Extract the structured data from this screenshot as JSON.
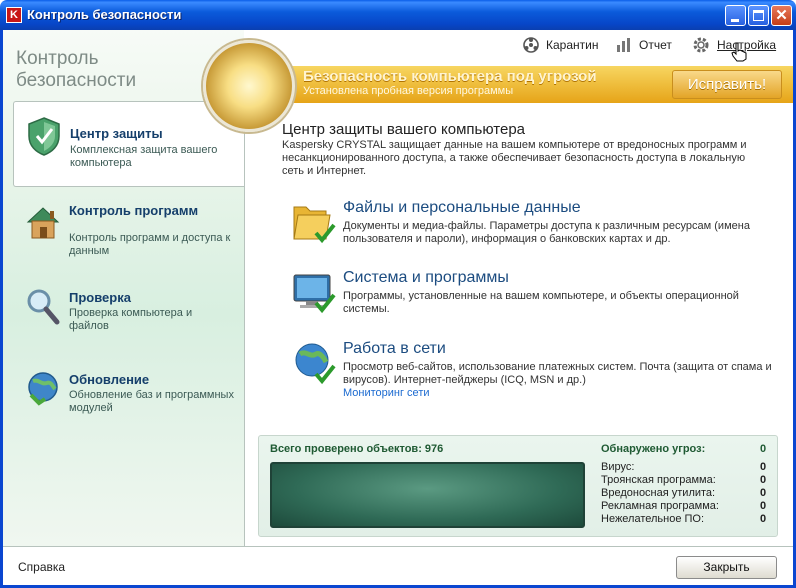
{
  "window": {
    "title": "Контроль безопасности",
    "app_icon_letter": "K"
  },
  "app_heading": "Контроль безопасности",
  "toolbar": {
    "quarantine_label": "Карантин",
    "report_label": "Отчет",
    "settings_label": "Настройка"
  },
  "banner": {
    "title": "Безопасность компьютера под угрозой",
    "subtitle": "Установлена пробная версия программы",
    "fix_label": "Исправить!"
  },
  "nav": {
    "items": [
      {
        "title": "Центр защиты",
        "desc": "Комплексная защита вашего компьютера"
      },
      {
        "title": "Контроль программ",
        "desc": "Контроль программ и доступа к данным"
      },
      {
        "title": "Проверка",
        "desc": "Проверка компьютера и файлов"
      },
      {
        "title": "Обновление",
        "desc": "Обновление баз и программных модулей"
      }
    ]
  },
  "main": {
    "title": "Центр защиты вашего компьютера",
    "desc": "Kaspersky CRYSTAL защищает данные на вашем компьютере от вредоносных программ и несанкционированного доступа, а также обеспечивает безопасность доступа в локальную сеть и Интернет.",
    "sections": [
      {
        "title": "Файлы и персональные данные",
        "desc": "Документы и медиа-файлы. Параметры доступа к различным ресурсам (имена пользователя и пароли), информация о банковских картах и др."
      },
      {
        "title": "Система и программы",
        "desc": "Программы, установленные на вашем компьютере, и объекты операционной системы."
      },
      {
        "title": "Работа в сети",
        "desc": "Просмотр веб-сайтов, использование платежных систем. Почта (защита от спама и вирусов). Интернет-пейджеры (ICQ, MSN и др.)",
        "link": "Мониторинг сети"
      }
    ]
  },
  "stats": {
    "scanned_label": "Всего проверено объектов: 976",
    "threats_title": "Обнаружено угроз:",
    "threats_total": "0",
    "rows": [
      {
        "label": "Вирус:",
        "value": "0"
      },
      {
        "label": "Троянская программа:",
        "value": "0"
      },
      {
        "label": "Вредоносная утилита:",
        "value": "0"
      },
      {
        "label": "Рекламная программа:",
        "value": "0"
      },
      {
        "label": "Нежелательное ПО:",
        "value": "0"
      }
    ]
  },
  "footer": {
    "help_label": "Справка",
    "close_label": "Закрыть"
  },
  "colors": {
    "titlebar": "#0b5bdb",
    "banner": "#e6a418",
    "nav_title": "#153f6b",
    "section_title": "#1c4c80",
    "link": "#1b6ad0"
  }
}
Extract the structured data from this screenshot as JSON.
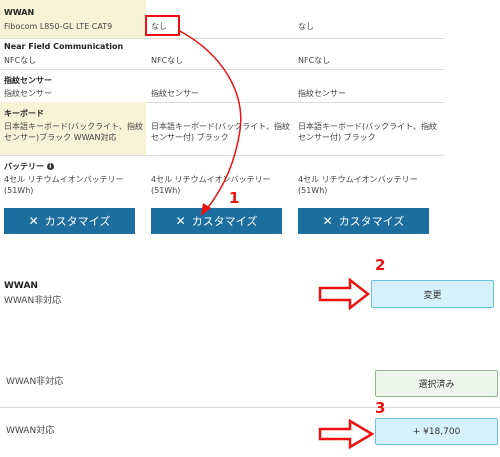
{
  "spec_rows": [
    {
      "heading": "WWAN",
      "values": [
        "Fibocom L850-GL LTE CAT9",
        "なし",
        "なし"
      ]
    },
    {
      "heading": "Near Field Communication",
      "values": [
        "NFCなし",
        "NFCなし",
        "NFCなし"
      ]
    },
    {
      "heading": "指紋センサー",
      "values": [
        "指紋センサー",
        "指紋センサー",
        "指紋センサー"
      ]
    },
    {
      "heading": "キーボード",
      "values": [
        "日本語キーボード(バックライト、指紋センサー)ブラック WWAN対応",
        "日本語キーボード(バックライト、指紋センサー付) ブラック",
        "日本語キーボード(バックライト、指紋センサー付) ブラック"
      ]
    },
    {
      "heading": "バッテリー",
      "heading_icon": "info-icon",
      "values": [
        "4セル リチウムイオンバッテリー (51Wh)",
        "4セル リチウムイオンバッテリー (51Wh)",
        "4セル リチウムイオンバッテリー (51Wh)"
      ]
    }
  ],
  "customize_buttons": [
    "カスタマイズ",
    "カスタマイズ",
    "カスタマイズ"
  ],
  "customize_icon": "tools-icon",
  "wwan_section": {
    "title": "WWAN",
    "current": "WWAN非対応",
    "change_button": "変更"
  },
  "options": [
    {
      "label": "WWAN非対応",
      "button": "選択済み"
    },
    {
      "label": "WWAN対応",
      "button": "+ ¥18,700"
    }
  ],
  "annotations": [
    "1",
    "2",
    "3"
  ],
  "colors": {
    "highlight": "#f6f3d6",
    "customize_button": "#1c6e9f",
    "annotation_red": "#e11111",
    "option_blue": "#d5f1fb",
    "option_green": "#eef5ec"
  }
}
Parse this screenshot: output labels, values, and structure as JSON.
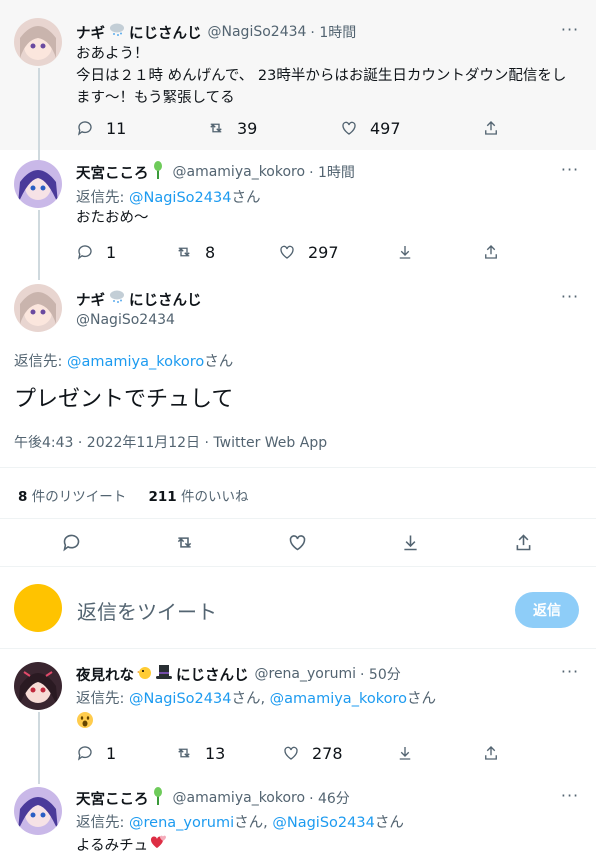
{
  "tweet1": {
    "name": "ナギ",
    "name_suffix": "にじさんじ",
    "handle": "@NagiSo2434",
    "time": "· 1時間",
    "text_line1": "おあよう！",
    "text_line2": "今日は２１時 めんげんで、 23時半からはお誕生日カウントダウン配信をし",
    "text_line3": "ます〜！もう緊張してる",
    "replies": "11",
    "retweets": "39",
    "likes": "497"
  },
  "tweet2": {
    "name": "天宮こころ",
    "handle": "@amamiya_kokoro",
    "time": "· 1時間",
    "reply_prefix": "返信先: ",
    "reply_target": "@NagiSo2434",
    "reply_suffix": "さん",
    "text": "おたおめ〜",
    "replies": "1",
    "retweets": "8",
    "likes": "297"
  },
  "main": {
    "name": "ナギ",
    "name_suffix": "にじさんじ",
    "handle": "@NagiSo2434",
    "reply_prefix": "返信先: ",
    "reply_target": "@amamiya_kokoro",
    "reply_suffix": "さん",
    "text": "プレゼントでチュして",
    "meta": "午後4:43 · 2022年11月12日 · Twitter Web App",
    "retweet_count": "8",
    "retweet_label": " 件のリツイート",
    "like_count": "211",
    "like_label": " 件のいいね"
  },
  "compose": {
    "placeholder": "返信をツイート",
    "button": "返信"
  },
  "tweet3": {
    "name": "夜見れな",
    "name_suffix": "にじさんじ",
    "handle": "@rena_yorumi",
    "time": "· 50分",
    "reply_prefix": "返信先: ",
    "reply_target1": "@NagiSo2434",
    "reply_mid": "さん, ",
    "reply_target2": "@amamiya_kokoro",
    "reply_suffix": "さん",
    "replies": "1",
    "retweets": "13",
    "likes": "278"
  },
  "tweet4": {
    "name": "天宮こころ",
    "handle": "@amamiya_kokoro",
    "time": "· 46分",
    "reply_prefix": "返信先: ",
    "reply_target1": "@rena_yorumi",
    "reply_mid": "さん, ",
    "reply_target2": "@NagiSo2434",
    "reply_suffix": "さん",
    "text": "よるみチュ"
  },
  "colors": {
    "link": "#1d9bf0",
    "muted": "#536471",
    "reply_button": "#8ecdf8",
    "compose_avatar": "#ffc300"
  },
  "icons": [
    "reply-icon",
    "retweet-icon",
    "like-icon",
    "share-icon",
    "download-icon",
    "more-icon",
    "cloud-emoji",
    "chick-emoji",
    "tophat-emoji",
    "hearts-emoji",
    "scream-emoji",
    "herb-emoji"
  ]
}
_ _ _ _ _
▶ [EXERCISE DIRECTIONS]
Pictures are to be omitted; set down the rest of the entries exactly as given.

▶ [EXERCISE SOLUTION]
Extract the structured data from this screenshot as JSON.
{
  "window": {
    "title": "Контроль безопасности",
    "app_icon_letter": "K"
  },
  "app_heading": "Контроль безопасности",
  "toolbar": {
    "quarantine_label": "Карантин",
    "report_label": "Отчет",
    "settings_label": "Настройка"
  },
  "banner": {
    "title": "Безопасность компьютера под угрозой",
    "subtitle": "Установлена пробная версия программы",
    "fix_label": "Исправить!"
  },
  "nav": {
    "items": [
      {
        "title": "Центр защиты",
        "desc": "Комплексная защита вашего компьютера"
      },
      {
        "title": "Контроль программ",
        "desc": "Контроль программ и доступа к данным"
      },
      {
        "title": "Проверка",
        "desc": "Проверка компьютера и файлов"
      },
      {
        "title": "Обновление",
        "desc": "Обновление баз и программных модулей"
      }
    ]
  },
  "main": {
    "title": "Центр защиты вашего компьютера",
    "desc": "Kaspersky CRYSTAL защищает данные на вашем компьютере от вредоносных программ и несанкционированного доступа, а также обеспечивает безопасность доступа в локальную сеть и Интернет.",
    "sections": [
      {
        "title": "Файлы и персональные данные",
        "desc": "Документы и медиа-файлы. Параметры доступа к различным ресурсам (имена пользователя и пароли), информация о банковских картах и др."
      },
      {
        "title": "Система и программы",
        "desc": "Программы, установленные на вашем компьютере, и объекты операционной системы."
      },
      {
        "title": "Работа в сети",
        "desc": "Просмотр веб-сайтов, использование платежных систем. Почта (защита от спама и вирусов). Интернет-пейджеры (ICQ, MSN и др.)",
        "link": "Мониторинг сети"
      }
    ]
  },
  "stats": {
    "scanned_label": "Всего проверено объектов: 976",
    "threats_title": "Обнаружено угроз:",
    "threats_total": "0",
    "rows": [
      {
        "label": "Вирус:",
        "value": "0"
      },
      {
        "label": "Троянская программа:",
        "value": "0"
      },
      {
        "label": "Вредоносная утилита:",
        "value": "0"
      },
      {
        "label": "Рекламная программа:",
        "value": "0"
      },
      {
        "label": "Нежелательное ПО:",
        "value": "0"
      }
    ]
  },
  "footer": {
    "help_label": "Справка",
    "close_label": "Закрыть"
  },
  "colors": {
    "titlebar": "#0b5bdb",
    "banner": "#e6a418",
    "nav_title": "#153f6b",
    "section_title": "#1c4c80",
    "link": "#1b6ad0"
  }
}
Extract the structured data from this screenshot as JSON.
{
  "spec_rows": [
    {
      "heading": "WWAN",
      "values": [
        "Fibocom L850-GL LTE CAT9",
        "なし",
        "なし"
      ]
    },
    {
      "heading": "Near Field Communication",
      "values": [
        "NFCなし",
        "NFCなし",
        "NFCなし"
      ]
    },
    {
      "heading": "指紋センサー",
      "values": [
        "指紋センサー",
        "指紋センサー",
        "指紋センサー"
      ]
    },
    {
      "heading": "キーボード",
      "values": [
        "日本語キーボード(バックライト、指紋センサー)ブラック WWAN対応",
        "日本語キーボード(バックライト、指紋センサー付) ブラック",
        "日本語キーボード(バックライト、指紋センサー付) ブラック"
      ]
    },
    {
      "heading": "バッテリー",
      "heading_icon": "info-icon",
      "values": [
        "4セル リチウムイオンバッテリー (51Wh)",
        "4セル リチウムイオンバッテリー (51Wh)",
        "4セル リチウムイオンバッテリー (51Wh)"
      ]
    }
  ],
  "customize_buttons": [
    "カスタマイズ",
    "カスタマイズ",
    "カスタマイズ"
  ],
  "customize_icon": "tools-icon",
  "wwan_section": {
    "title": "WWAN",
    "current": "WWAN非対応",
    "change_button": "変更"
  },
  "options": [
    {
      "label": "WWAN非対応",
      "button": "選択済み"
    },
    {
      "label": "WWAN対応",
      "button": "+ ¥18,700"
    }
  ],
  "annotations": [
    "1",
    "2",
    "3"
  ],
  "colors": {
    "highlight": "#f6f3d6",
    "customize_button": "#1c6e9f",
    "annotation_red": "#e11111",
    "option_blue": "#d5f1fb",
    "option_green": "#eef5ec"
  }
}
Parse this screenshot: output labels, values, and structure as JSON.
{
  "tweet1": {
    "name": "ナギ",
    "name_suffix": "にじさんじ",
    "handle": "@NagiSo2434",
    "time": "· 1時間",
    "text_line1": "おあよう！",
    "text_line2": "今日は２１時 めんげんで、 23時半からはお誕生日カウントダウン配信をし",
    "text_line3": "ます〜！もう緊張してる",
    "replies": "11",
    "retweets": "39",
    "likes": "497"
  },
  "tweet2": {
    "name": "天宮こころ",
    "handle": "@amamiya_kokoro",
    "time": "· 1時間",
    "reply_prefix": "返信先: ",
    "reply_target": "@NagiSo2434",
    "reply_suffix": "さん",
    "text": "おたおめ〜",
    "replies": "1",
    "retweets": "8",
    "likes": "297"
  },
  "main": {
    "name": "ナギ",
    "name_suffix": "にじさんじ",
    "handle": "@NagiSo2434",
    "reply_prefix": "返信先: ",
    "reply_target": "@amamiya_kokoro",
    "reply_suffix": "さん",
    "text": "プレゼントでチュして",
    "meta": "午後4:43 · 2022年11月12日 · Twitter Web App",
    "retweet_count": "8",
    "retweet_label": " 件のリツイート",
    "like_count": "211",
    "like_label": " 件のいいね"
  },
  "compose": {
    "placeholder": "返信をツイート",
    "button": "返信"
  },
  "tweet3": {
    "name": "夜見れな",
    "name_suffix": "にじさんじ",
    "handle": "@rena_yorumi",
    "time": "· 50分",
    "reply_prefix": "返信先: ",
    "reply_target1": "@NagiSo2434",
    "reply_mid": "さん, ",
    "reply_target2": "@amamiya_kokoro",
    "reply_suffix": "さん",
    "replies": "1",
    "retweets": "13",
    "likes": "278"
  },
  "tweet4": {
    "name": "天宮こころ",
    "handle": "@amamiya_kokoro",
    "time": "· 46分",
    "reply_prefix": "返信先: ",
    "reply_target1": "@rena_yorumi",
    "reply_mid": "さん, ",
    "reply_target2": "@NagiSo2434",
    "reply_suffix": "さん",
    "text": "よるみチュ"
  },
  "colors": {
    "link": "#1d9bf0",
    "muted": "#536471",
    "reply_button": "#8ecdf8",
    "compose_avatar": "#ffc300"
  },
  "icons": [
    "reply-icon",
    "retweet-icon",
    "like-icon",
    "share-icon",
    "download-icon",
    "more-icon",
    "cloud-emoji",
    "chick-emoji",
    "tophat-emoji",
    "hearts-emoji",
    "scream-emoji",
    "herb-emoji"
  ]
}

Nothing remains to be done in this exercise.